At this writing, San Francisco, Oakland, Arcata, West Hollywood, Yolo County, Santa Cruz, Berkeley, Fairfax and Sebastopol California as well as Boulder CO, Madison WI, Ann Arbor and Detroit MI, Burlington and Montpelier VT, Eugene OR, Fairbanks AK, Mansfield and New Haven CT, Flagstaff AZ, Cambridge, Amherst, Leverett & Northampton MA, Takoma Park MD Alachua County FL and Santa Fe, NM have passed some form of resolution condemning the USAPA. Almost all of these resolutions were the result of grass roots and/or library agitation by the general public fed up with infringements on their rights. If your town or city isn’t on this list, perhaps you could help it get there.

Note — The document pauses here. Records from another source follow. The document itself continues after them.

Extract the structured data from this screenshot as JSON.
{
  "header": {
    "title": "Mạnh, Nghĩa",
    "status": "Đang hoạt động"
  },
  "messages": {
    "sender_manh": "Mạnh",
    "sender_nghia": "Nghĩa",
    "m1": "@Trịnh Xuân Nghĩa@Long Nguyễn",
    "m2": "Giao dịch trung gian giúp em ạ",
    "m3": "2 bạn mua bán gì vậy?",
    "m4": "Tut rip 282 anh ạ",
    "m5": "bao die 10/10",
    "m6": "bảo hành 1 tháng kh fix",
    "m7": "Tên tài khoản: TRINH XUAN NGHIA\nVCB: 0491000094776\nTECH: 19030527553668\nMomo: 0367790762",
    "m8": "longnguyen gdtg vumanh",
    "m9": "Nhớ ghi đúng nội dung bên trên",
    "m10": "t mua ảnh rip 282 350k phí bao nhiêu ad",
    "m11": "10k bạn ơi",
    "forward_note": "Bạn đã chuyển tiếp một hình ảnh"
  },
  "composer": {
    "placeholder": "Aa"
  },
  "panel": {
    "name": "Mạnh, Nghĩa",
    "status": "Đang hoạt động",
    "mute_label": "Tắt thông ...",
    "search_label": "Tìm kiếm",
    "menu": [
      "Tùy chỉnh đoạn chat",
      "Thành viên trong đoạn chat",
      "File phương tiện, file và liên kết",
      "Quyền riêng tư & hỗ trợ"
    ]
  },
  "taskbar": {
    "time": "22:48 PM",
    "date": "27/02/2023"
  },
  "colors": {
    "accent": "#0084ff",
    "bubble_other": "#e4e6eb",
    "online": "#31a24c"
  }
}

Other organizations have been fighting back as well. In August 2002, the ACLU, the Freedom to Read Foundation, The American Booksellers Foundation for Free Expression and the Electronic Privacy Information Center filed a Freedom of Information Act request to get the Justice Department to disclose how it has been using the USAPA since its inception. They had gotten no response by October, so they filed a lawsuit with the US District Court for the District of Columbia demanding a response. In November, a judge ordered the government to respond to the request by January 15th of this year. In January, the government’s response was widely reported in the media:

“On that date, the government supplied 200 pages, most heavily redacted or blacked out so nothing can be read. None of the documents contained any of the information that had been requested. In the letter accompanying the released pages, the Justice Department made it clear that it would not supply any further information based upon the August FOIA request without further litigation.”

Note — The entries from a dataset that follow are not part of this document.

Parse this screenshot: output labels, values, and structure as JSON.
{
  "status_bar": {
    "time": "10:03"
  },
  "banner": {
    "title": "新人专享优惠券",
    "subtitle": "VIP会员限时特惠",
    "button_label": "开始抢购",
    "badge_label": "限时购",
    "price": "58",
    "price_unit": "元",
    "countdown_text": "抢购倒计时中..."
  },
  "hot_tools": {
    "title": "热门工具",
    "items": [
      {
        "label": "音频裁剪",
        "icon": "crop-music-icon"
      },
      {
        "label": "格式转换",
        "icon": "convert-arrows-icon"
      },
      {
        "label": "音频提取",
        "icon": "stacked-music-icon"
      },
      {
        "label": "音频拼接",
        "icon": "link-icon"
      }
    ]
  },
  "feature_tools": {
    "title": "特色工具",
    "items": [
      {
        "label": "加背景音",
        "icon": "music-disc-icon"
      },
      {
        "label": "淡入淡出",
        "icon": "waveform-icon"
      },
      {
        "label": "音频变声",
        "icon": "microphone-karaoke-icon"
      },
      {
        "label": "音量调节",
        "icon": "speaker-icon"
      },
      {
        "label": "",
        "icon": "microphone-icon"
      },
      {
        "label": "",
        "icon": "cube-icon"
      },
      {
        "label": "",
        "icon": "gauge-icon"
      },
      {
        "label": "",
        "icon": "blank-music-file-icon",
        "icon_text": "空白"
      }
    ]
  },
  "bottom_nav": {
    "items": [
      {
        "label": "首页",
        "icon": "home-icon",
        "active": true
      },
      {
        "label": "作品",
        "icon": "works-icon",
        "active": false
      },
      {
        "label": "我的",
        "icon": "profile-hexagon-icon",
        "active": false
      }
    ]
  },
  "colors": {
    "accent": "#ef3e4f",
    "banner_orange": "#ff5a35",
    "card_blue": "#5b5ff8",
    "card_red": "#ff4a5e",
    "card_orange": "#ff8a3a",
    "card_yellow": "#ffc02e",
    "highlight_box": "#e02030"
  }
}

Clearly the US government isn’t too happy about sharing information about its program to force other agencies to share information.

The next big question is what can we all do to prevent, thwart, ridicule and generally combat intrusive government surveillance and intimidation in our lives? There are many levels of involvement, all of which are useful and like most activism, doing anything at all is preferable to staying home and waiting for a knock on the door. Here is a short list of things you can do that will help expose the USA PATRIOT Act as the total unconstitutional violation of our civil liberties that it really is:

  1. Inform yourself, follow these links below and learn what the USAPA is and what it is not. Make a point of telling people about it every day. Be aware of the many public places you go where you could be being s
    pied on just for crossing the path of a “suspected terrorist.”

  2. Go to your library and talk to your librarians and library staff about the PATRIOT Act. Ask if they have a plan in case the FBI comes to their library. Ask them what privacy policies they have put in place. Remind them that it’s okay to tell people if the FBI *hasn’t* been in the library. Check out every book on Afghanistan and militias you can, and fill up the library computers’ Internet cache with articles on home made weaponry and drugs. Then, if the FBI comes to your door, tell everyone you know.
  3. If your community hasn’t yet passed a resolution against the PATRIOT Act, see if you can get one passed. Check out the sample resolutions online, or craft your own. Have community meetings and talk with people about their rights, and their privacy, and what should or shouldn’t be allowed in a free society. Get people’s honest opinions on the new legislation and its effectiveness in fighting terrorism.
  4. Write letters to elected officials. They passed it, they should deal with the repercussions. Tell them you are unhappy that they have sold out your freedoms for the sake of appearing “tough on crime.”
  5. Resist, in whatever form you think is appropriate, government’s attempts to silence or oversee you.

Further reading